WHAT IS EXPECTED:
The answer should be each line from the entries below that has the word "kind" in it.

(Component data from apps and pages)
____________________

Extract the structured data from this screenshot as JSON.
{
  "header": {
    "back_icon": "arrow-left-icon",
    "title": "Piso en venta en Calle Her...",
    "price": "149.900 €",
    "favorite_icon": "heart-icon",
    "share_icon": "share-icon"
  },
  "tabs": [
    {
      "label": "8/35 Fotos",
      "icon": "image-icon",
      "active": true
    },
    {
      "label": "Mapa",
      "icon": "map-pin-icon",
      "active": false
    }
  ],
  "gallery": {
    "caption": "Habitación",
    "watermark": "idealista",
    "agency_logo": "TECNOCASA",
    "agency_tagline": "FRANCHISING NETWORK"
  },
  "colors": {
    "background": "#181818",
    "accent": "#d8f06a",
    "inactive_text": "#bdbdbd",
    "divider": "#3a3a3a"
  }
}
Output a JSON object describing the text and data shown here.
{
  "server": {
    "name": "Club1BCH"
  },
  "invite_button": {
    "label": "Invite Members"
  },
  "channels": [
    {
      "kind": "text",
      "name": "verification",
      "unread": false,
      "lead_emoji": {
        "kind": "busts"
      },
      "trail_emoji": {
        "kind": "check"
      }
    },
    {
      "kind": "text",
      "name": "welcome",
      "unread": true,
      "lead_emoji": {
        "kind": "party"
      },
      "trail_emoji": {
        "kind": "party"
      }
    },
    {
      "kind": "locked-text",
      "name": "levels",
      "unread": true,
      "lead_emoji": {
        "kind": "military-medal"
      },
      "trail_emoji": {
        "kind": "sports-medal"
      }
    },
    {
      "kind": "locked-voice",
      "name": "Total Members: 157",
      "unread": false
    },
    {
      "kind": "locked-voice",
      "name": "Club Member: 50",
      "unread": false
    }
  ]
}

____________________

ANSWER SPACE:
      "kind": "text",
        "kind": "busts"
        "kind": "check"
      "kind": "text",
        "kind": "party"
        "kind": "party"
      "kind": "locked-text",
        "kind": "military-medal"
        "kind": "sports-medal"
      "kind": "locked-voice",
      "kind": "locked-voice",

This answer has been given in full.